One Thing That Will Make You More Persuasive (but That You Might Not Like So Much)

The most important thing in persuasion might not be what gets said, but who says it. And sometimes that person might not be you.

As the leader of a boutique business consulting firm, I’ve been a student of the influencing and persuasion game for a long time. This is mostly because I almost never have any formal power or authority to get people within the companies my business consults with to do what we want or need them to do on the initiatives we are contracted to help them with. We have to do everything through influence and influence alone.

It’s a daunting task. The good news is there are a lot of tools out there to help, from scientific research on persuasion by industry leaders, to research on how to use logic and emotion together to make your biggest impact, to strategies and tactics for storytelling and how to understand your audience’s needs so you can tailor messaging in a way that resonates and addresses pain points.

In addition to all of those strategies — which are well documented and which I personally use on an almost daily basis — there is also some great practical advice I got from a seasoned partner at Deloitte Consulting, where I started my career. Here’s what she told me while we were in the middle of a complex and contentious client project:

“It matters less what gets said, and more who says it.”


You may be the expert who did all the work, but the wrong person to lead the influencing charge.
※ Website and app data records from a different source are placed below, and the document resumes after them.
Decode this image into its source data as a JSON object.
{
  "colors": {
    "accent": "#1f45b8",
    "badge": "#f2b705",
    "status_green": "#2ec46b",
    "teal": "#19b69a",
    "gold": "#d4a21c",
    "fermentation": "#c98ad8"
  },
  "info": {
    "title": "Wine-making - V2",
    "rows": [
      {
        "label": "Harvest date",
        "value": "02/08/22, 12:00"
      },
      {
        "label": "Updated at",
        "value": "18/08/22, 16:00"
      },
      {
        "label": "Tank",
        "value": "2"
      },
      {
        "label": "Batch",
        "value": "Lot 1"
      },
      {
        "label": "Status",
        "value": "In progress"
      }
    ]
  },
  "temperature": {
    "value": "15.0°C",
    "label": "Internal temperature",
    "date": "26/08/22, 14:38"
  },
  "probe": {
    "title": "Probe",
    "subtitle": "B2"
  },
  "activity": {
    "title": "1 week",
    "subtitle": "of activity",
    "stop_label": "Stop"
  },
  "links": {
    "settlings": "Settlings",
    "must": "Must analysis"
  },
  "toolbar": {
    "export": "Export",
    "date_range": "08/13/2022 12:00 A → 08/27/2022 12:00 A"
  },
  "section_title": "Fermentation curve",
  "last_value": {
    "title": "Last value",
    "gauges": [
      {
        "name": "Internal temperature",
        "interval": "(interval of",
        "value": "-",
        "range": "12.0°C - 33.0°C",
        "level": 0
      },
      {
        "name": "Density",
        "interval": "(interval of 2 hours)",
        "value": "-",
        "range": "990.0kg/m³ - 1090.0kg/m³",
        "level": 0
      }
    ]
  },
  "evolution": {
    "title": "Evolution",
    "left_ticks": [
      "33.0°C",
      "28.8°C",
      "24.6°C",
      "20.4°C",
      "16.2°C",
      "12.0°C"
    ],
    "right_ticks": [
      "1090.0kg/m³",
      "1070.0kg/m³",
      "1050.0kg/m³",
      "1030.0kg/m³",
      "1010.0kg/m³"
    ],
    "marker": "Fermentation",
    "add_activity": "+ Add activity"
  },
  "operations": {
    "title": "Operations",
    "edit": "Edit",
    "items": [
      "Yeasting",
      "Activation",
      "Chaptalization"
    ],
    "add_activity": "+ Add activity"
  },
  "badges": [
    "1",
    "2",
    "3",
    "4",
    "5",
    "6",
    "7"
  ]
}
At the time I got this advice, not only did I not fully understand it, but I was just slightly annoyed by it. What exactly did that mean? Does the person who does all of the hard work (in this particular case, that person was me) not get to be the person who presents the case for change? Or have the conversation with whoever it was that we were trying to influence?

In some cases, that was exactly what it meant.

At first, I misinterpreted this as a hierarchical power play. I was younger in my career and wanted the limelight to be the presenter or influencer because I thought it was important for my career trajectory. Many of us want this — even if we might not be the right person for the job at the time.

What I came to learn over time is that what matters most is the success of the influencing effort itself, not the desire to be the one doing the influencing.

It can be a hard pill to swallow. At the time, I didn’t have the right relationships and the right skill set to expressively engage the stakeholders we were trying to influence. All too often, though, many of us think about it the following way:

“I did the work. I’ll present it. I’ll be the one to try to persuade and influence the people we need to get buy-in and support from.”

To that end, we’ve all suffered through death by Power Point, where a potentially very knowledgeable expert bores us to tears by reading 53 slides word for word. Ironically, in many cases, that person who is killing us softly is also the smartest person on the team, the one who really does know everything. But he or she is absolutely the wrong person to be conveying the message.

Sadly, the influencing effort fails, and we all lose. The real strategy around influence is finding the right person to convey the right messages, even if that person isn’t you. In my situation, that person wasn’t me. Had I tried, we might not have gotten anywhere.


Get the right “frontman for the band.”

I’ve found that sometimes analogies to situations outside of the business and work environment help illustrate points much better than staying within the walls of work.

For me, at the time I got this advice years ago, I was also moonlighting as a musician in multiple bands. I thought about one of the bands I played in and wondered what would happen if we had let our bass player become the frontman. Our frontman at that moment– though a bit egotistical, as many frontmen are — was very engaging with the audience. Our bass player, on the other hand, had said about three words in the three years we had played together. He was a great bass player, though, and had even written a lot of the songs.

But he was the wrong guy to be the frontman of the band.

So the next time you have a challenging initiative with a potentially difficult persuasion road ahead of you, think strategically about who’s the best front person for your band. It might not be you, and there’s nothing wrong with that.


Originally published at Inc